You have your vision but what do you do when fear takes hold and you want to stay in your comfort zone?
Novelist and MD of Kiss the Frog, Preethi Nair shares her experience and talks to us about her next project.
I used to build rockets – metaphorical rockets. Some failed to launch, some exploded mid air, some lit up the sky and changed my whole world. Then, I stopped building them.
The reason was a series of events in a very short space of time: death, birth, marriage. I decided to keep myself safe. I no longer built rockets. I told myself that dreaming about the adventure was much better than the adventure itself. It was a lie. Safety kept me from risking, from disappointment, from failure.
If you are vested in your safety, you will have a heap of broken pieces with no universe to explore. Your world gets smaller and smaller and a part of you starts rusting. Eye rolling, a short breath and an inability to appreciate other rocket builders are some of the symptoms of rust.
You join the other side. You know, the ones that say it can’t be done. Nobody knows that you have joined the other side as it still all looks good on the outside.
The outside. Keeping the outside looking good requires a lot of work. Especially when you are not feeling it. Keeping the outside looking good is done for other people.
I met a 62-year-old woman whose outside was pristine. Great family, great friends, great life. For some reason, she invited me in. I mean really let me in and showed me the mess. She had hidden it from herself, from others. I sat there and listened to her tell the truth for the very first time.
The truth is amazing. It has the power to crack open any carefully constructed façade, to make you want to start again. This is what happened in our interaction. It made her want to change her life. It made me want to be braver in mine.
I wanted to share the part of her story that belongs to all of us, not just write it, but tell it, book a theatre, perform it. No idea how to do the above.
Intention is hugely underrated. Intention is everything.

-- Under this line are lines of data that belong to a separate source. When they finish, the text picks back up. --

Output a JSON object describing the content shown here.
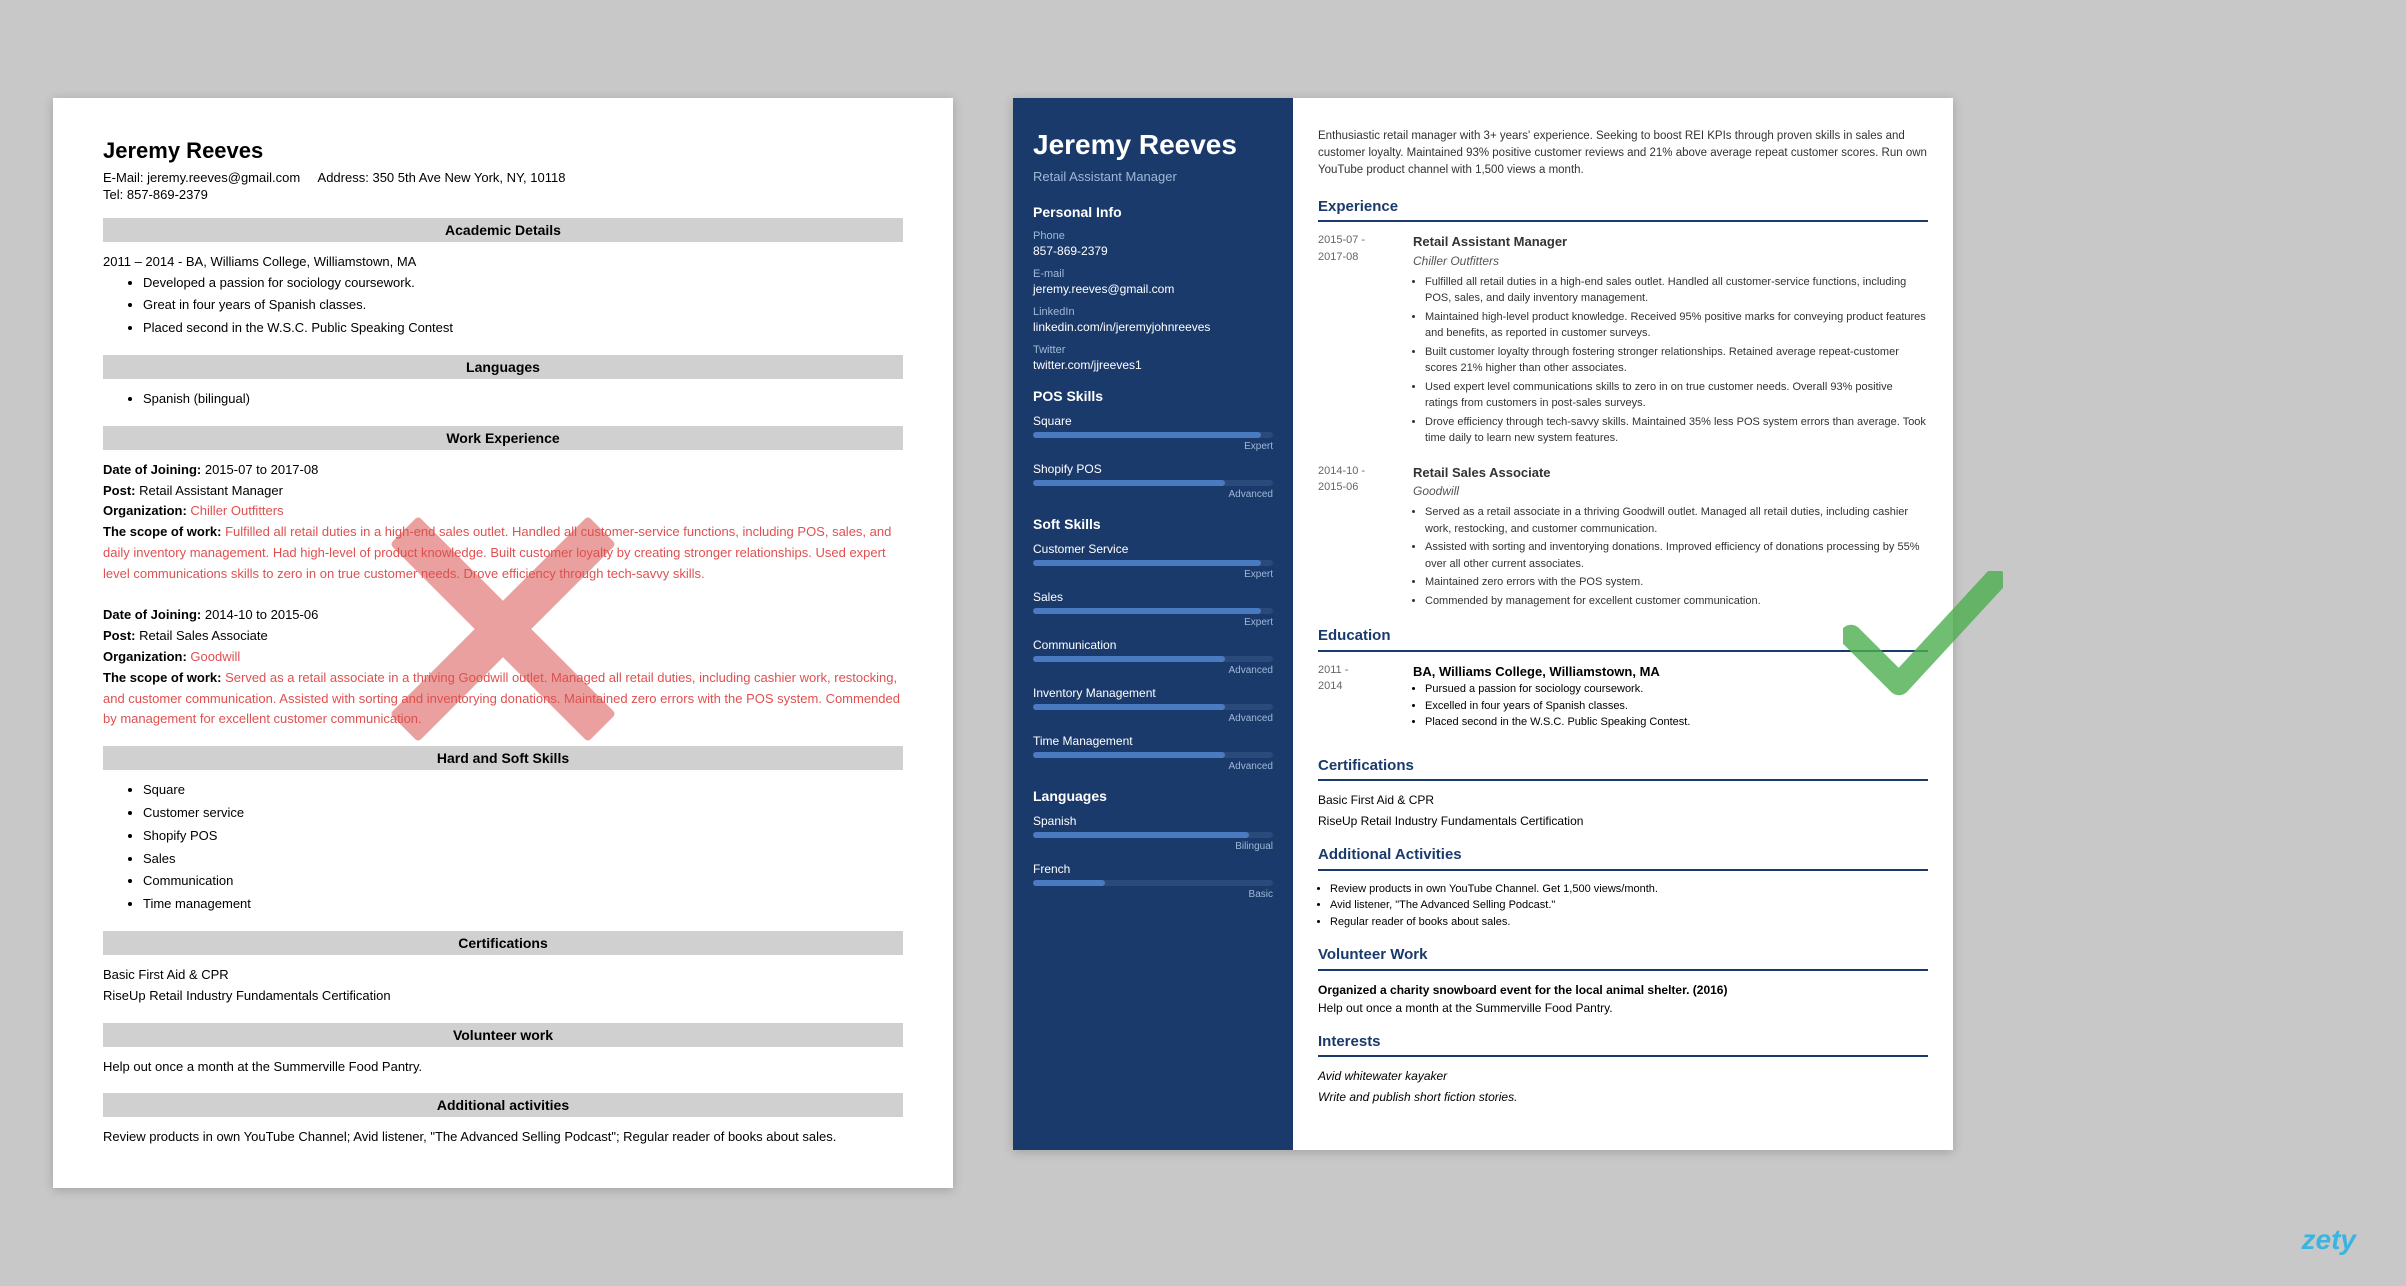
{
  "bad_resume": {
    "name": "Jeremy Reeves",
    "email_label": "E-Mail:",
    "email": "jeremy.reeves@gmail.com",
    "address_label": "Address:",
    "address": "350 5th Ave New York, NY, 10118",
    "tel_label": "Tel:",
    "tel": "857-869-2379",
    "sections": {
      "academic": "Academic Details",
      "academic_content": "2011 – 2014 - BA, Williams College, Williamstown, MA",
      "academic_bullets": [
        "Developed a passion for sociology coursework.",
        "Great in four years of Spanish classes.",
        "Placed second in the W.S.C. Public Speaking Contest"
      ],
      "languages": "Languages",
      "languages_content": "Spanish (bilingual)",
      "work": "Work Experience",
      "job1_date": "Date of Joining:",
      "job1_date_val": "2015-07 to 2017-08",
      "job1_post": "Post:",
      "job1_post_val": "Retail Assistant Manager",
      "job1_org": "Organization:",
      "job1_org_val": "Chiller Outfitters",
      "job1_scope": "The scope of work:",
      "job1_desc": "Fulfilled all retail duties in a high-end sales outlet. Handled all customer-service functions, including POS, sales, and daily inventory management. Had high-level of product knowledge. Built customer loyalty by creating stronger relationships. Used expert level communications skills to zero in on true customer needs. Drove efficiency through tech-savvy skills.",
      "job2_date": "Date of Joining:",
      "job2_date_val": "2014-10 to 2015-06",
      "job2_post": "Post:",
      "job2_post_val": "Retail Sales Associate",
      "job2_org": "Organization:",
      "job2_org_val": "Goodwill",
      "job2_scope": "The scope of work:",
      "job2_desc": "Served as a retail associate in a thriving Goodwill outlet. Managed all retail duties, including cashier work, restocking, and customer communication. Assisted with sorting and inventorying donations. Maintained zero errors with the POS system. Commended by management for excellent customer communication.",
      "skills": "Hard and Soft Skills",
      "skills_list": [
        "Square",
        "Customer service",
        "Shopify POS",
        "Sales",
        "Communication",
        "Time management"
      ],
      "certifications": "Certifications",
      "cert1": "Basic First Aid & CPR",
      "cert2": "RiseUp Retail Industry Fundamentals Certification",
      "volunteer": "Volunteer work",
      "volunteer_content": "Help out once a month at the Summerville Food Pantry.",
      "additional": "Additional activities",
      "additional_content": "Review products in own YouTube Channel; Avid listener, \"The Advanced Selling Podcast\"; Regular reader of books about sales."
    }
  },
  "good_resume": {
    "sidebar": {
      "name": "Jeremy Reeves",
      "title": "Retail Assistant Manager",
      "personal_info": "Personal Info",
      "phone_label": "Phone",
      "phone": "857-869-2379",
      "email_label": "E-mail",
      "email": "jeremy.reeves@gmail.com",
      "linkedin_label": "LinkedIn",
      "linkedin": "linkedin.com/in/jeremyjohnreeves",
      "twitter_label": "Twitter",
      "twitter": "twitter.com/jjreeves1",
      "pos_skills": "POS Skills",
      "skills_pos": [
        {
          "name": "Square",
          "level": "Expert",
          "pct": 95
        },
        {
          "name": "Shopify POS",
          "level": "Advanced",
          "pct": 80
        }
      ],
      "soft_skills": "Soft Skills",
      "skills_soft": [
        {
          "name": "Customer Service",
          "level": "Expert",
          "pct": 95
        },
        {
          "name": "Sales",
          "level": "Expert",
          "pct": 95
        },
        {
          "name": "Communication",
          "level": "Advanced",
          "pct": 80
        },
        {
          "name": "Inventory Management",
          "level": "Advanced",
          "pct": 80
        },
        {
          "name": "Time Management",
          "level": "Advanced",
          "pct": 80
        }
      ],
      "languages": "Languages",
      "langs": [
        {
          "name": "Spanish",
          "level": "Bilingual",
          "pct": 90
        },
        {
          "name": "French",
          "level": "Basic",
          "pct": 30
        }
      ]
    },
    "content": {
      "summary": "Enthusiastic retail manager with 3+ years' experience. Seeking to boost REI KPIs through proven skills in sales and customer loyalty. Maintained 93% positive customer reviews and 21% above average repeat customer scores. Run own YouTube product channel with 1,500 views a month.",
      "experience_title": "Experience",
      "jobs": [
        {
          "dates": "2015-07 -\n2017-08",
          "title": "Retail Assistant Manager",
          "company": "Chiller Outfitters",
          "bullets": [
            "Fulfilled all retail duties in a high-end sales outlet. Handled all customer-service functions, including POS, sales, and daily inventory management.",
            "Maintained high-level product knowledge. Received 95% positive marks for conveying product features and benefits, as reported in customer surveys.",
            "Built customer loyalty through fostering stronger relationships. Retained average repeat-customer scores 21% higher than other associates.",
            "Used expert level communications skills to zero in on true customer needs. Overall 93% positive ratings from customers in post-sales surveys.",
            "Drove efficiency through tech-savvy skills. Maintained 35% less POS system errors than average. Took time daily to learn new system features."
          ]
        },
        {
          "dates": "2014-10 -\n2015-06",
          "title": "Retail Sales Associate",
          "company": "Goodwill",
          "bullets": [
            "Served as a retail associate in a thriving Goodwill outlet. Managed all retail duties, including cashier work, restocking, and customer communication.",
            "Assisted with sorting and inventorying donations. Improved efficiency of donations processing by 55% over all other current associates.",
            "Maintained zero errors with the POS system.",
            "Commended by management for excellent customer communication."
          ]
        }
      ],
      "education_title": "Education",
      "education": {
        "dates": "2011 -\n2014",
        "degree": "BA, Williams College, Williamstown, MA",
        "bullets": [
          "Pursued a passion for sociology coursework.",
          "Excelled in four years of Spanish classes.",
          "Placed second in the W.S.C. Public Speaking Contest."
        ]
      },
      "certifications_title": "Certifications",
      "certs": [
        "Basic First Aid & CPR",
        "RiseUp Retail Industry Fundamentals Certification"
      ],
      "additional_title": "Additional Activities",
      "additional_bullets": [
        "Review products in own YouTube Channel. Get 1,500 views/month.",
        "Avid listener, \"The Advanced Selling Podcast.\"",
        "Regular reader of books about sales."
      ],
      "volunteer_title": "Volunteer Work",
      "volunteer_bold": "Organized a charity snowboard event for the local animal shelter. (2016)",
      "volunteer_text": "Help out once a month at the Summerville Food Pantry.",
      "interests_title": "Interests",
      "interests": [
        "Avid whitewater kayaker",
        "Write and publish short fiction stories."
      ]
    }
  },
  "watermark": "zety"
}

I set an intention to build a rocket and explore the universe and that same universe began sending me parts to build to help complete it. I’m not sure how this works, all I know is that you work diligently on building that rocket knowing that one day it will take off. It will.
If you build that rocket with conviction, the parts to finish it come faster.
Now, what I’m not sure about is if the rocket will explode mid-air or light up my world and help me see a bigger universe. It doesn’t matter. When I am 62, I want to be able to invite someone in and show them my dreams, the ones that have come to fruition and the broken ones that have made me stronger.
“Sari: the whole five yards” is performed on Thursday 15th December 14.00 at the Tristan Bates theatre.
Written and performed by Preethi Nair
Directed by Elle de Burg
Running time: Approximately 60 minutes.
Note: This is the only performance of the play in 2016.
Please contact [email protected] for tickets.
Preethi Nair left her job as a management consultant to set up her own publishing and PR company after her manuscript, Gypsy Masala, was rejected by most publishers. Not having the resources to rent an office and publish her book, she established a multinational in her bedroom and appointed feisty director, Pru Menon (an alter ego) to energetically hype her work. Nobody else knew of her plan. Working as several different people and with a frenetic double life (she was still putting on a suit and pretending to go to work), Preethi gained substantial press coverage. After two years and an amazing journey, her faith in her own talents and her perseverance in the face of consistent rejection were rewarded; she signed a three-book deal with HarperCollins. Pru was shortlisted as publicist of the year. Preethi has just completed her one woman show. She is MD of Kiss the Frog, a company that takes storytelling to organisations.